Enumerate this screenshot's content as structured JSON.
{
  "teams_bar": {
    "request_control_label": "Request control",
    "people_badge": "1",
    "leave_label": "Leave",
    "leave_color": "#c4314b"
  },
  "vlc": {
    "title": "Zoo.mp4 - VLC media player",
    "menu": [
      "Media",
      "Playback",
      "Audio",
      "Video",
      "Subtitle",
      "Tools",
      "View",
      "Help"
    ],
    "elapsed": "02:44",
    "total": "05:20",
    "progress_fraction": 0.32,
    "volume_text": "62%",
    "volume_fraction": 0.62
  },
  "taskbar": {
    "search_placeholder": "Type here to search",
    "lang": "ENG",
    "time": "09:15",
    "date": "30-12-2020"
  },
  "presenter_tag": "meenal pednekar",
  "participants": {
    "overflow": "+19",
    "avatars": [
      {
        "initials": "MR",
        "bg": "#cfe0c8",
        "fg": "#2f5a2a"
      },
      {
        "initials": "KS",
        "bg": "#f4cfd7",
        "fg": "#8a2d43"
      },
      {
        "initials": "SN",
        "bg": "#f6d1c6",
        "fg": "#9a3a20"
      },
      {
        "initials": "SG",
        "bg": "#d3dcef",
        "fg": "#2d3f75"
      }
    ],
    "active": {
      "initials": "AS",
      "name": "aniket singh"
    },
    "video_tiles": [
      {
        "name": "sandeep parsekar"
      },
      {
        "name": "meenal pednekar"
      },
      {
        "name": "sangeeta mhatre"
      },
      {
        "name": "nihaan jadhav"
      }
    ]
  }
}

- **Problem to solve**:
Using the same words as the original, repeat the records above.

- **Response area**:
Enumerate this screenshot's content as structured JSON.
{
  "teams_bar": {
    "request_control_label": "Request control",
    "people_badge": "1",
    "leave_label": "Leave",
    "leave_color": "#c4314b"
  },
  "vlc": {
    "title": "Zoo.mp4 - VLC media player",
    "menu": [
      "Media",
      "Playback",
      "Audio",
      "Video",
      "Subtitle",
      "Tools",
      "View",
      "Help"
    ],
    "elapsed": "02:44",
    "total": "05:20",
    "progress_fraction": 0.32,
    "volume_text": "62%",
    "volume_fraction": 0.62
  },
  "taskbar": {
    "search_placeholder": "Type here to search",
    "lang": "ENG",
    "time": "09:15",
    "date": "30-12-2020"
  },
  "presenter_tag": "meenal pednekar",
  "participants": {
    "overflow": "+19",
    "avatars": [
      {
        "initials": "MR",
        "bg": "#cfe0c8",
        "fg": "#2f5a2a"
      },
      {
        "initials": "KS",
        "bg": "#f4cfd7",
        "fg": "#8a2d43"
      },
      {
        "initials": "SN",
        "bg": "#f6d1c6",
        "fg": "#9a3a20"
      },
      {
        "initials": "SG",
        "bg": "#d3dcef",
        "fg": "#2d3f75"
      }
    ],
    "active": {
      "initials": "AS",
      "name": "aniket singh"
    },
    "video_tiles": [
      {
        "name": "sandeep parsekar"
      },
      {
        "name": "meenal pednekar"
      },
      {
        "name": "sangeeta mhatre"
      },
      {
        "name": "nihaan jadhav"
      }
    ]
  }
}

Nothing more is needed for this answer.